*YOUR TASK*.
Among the records below, find each line that includes the string "library" and copy it.

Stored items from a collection
________

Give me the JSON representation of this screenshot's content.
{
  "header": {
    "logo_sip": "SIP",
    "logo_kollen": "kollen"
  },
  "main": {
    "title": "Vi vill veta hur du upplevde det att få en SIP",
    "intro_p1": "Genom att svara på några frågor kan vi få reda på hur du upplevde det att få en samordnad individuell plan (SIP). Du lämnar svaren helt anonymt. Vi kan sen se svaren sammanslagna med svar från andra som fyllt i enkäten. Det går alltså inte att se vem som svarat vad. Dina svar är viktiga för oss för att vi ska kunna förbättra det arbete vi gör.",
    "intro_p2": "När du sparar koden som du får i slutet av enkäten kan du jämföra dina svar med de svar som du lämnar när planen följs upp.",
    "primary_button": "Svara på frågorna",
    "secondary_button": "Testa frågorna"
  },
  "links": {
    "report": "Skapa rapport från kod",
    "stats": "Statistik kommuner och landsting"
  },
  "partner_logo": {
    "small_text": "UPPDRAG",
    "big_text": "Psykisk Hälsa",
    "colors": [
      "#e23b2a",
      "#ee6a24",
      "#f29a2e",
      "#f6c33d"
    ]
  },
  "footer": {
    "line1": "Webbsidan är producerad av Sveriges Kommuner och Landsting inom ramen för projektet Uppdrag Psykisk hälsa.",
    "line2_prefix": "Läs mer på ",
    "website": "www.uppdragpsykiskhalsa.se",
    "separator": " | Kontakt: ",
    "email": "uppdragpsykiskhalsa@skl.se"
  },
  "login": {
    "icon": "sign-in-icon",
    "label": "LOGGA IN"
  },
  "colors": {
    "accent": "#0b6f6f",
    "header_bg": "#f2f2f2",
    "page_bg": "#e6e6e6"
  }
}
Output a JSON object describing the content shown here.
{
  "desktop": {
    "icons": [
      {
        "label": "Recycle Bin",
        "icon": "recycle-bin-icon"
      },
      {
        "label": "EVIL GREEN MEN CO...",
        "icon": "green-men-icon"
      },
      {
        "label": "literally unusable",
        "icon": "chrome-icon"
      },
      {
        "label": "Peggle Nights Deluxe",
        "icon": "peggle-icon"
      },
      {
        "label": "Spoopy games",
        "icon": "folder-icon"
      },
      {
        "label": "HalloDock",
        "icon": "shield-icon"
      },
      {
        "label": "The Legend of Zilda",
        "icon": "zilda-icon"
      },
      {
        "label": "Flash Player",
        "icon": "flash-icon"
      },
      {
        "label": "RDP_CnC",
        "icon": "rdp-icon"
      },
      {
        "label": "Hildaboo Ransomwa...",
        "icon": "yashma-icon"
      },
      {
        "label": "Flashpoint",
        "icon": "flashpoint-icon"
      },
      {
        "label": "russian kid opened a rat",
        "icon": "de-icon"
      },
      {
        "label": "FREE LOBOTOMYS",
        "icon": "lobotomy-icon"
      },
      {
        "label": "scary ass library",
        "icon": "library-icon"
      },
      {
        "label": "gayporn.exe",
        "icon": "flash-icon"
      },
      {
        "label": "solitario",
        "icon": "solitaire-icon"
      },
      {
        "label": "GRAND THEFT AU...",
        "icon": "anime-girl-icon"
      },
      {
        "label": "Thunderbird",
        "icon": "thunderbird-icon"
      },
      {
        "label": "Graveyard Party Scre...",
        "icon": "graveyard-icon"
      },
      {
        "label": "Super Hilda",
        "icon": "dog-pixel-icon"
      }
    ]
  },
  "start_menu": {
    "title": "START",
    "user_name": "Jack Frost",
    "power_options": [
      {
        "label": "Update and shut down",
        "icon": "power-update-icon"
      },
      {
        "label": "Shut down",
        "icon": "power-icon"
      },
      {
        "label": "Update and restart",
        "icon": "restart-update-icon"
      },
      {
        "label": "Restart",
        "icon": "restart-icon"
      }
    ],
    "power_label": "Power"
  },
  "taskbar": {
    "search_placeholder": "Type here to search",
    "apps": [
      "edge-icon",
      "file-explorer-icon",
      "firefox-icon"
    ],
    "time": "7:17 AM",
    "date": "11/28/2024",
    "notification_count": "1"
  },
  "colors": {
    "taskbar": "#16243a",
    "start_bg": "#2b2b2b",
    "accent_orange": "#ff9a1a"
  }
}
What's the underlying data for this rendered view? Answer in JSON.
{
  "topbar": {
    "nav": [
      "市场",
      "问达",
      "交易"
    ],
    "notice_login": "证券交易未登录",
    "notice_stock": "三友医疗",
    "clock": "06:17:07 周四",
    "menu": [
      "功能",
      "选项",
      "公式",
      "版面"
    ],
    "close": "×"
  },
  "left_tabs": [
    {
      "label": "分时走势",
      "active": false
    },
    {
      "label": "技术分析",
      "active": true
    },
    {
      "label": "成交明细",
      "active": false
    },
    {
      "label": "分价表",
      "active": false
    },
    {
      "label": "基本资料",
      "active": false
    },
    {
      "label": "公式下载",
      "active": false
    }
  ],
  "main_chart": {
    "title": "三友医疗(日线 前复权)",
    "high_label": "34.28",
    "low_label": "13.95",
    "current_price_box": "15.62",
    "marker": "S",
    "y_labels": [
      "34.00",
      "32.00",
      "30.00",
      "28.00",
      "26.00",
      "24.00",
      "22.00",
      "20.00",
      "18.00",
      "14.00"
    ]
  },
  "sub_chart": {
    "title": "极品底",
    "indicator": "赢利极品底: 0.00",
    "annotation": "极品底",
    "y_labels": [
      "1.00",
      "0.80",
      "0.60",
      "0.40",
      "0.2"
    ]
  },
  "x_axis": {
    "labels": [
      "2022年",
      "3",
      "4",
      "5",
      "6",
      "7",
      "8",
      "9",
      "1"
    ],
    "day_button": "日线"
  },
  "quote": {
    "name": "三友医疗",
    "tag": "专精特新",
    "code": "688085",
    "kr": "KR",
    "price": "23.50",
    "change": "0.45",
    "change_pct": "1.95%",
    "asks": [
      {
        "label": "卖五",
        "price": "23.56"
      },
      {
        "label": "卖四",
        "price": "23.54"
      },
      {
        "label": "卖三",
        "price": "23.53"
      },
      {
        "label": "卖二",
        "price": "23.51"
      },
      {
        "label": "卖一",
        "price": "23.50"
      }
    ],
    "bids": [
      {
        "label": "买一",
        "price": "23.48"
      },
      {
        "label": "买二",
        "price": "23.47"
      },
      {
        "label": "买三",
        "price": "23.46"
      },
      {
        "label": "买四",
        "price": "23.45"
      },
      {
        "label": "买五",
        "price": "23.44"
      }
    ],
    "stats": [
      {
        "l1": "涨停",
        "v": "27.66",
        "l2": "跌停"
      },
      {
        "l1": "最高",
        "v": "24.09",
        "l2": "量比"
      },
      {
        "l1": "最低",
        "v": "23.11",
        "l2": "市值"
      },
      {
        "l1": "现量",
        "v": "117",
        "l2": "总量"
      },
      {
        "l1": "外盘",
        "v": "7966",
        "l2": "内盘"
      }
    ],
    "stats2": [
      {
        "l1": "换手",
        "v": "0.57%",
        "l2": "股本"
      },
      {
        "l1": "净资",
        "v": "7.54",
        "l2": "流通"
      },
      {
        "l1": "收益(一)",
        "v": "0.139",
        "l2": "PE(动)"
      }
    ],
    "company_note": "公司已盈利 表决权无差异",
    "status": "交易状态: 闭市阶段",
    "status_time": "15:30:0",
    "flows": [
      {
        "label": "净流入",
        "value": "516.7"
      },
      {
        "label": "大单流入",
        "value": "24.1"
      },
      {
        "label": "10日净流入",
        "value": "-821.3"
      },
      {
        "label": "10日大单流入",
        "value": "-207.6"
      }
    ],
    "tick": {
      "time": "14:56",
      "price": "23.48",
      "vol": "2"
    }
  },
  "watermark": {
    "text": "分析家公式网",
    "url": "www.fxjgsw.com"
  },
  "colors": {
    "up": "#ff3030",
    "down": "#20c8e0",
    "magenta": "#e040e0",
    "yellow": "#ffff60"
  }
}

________

*RESULT OF THIS TASK*.
        "label": "scary ass library",
        "icon": "library-icon"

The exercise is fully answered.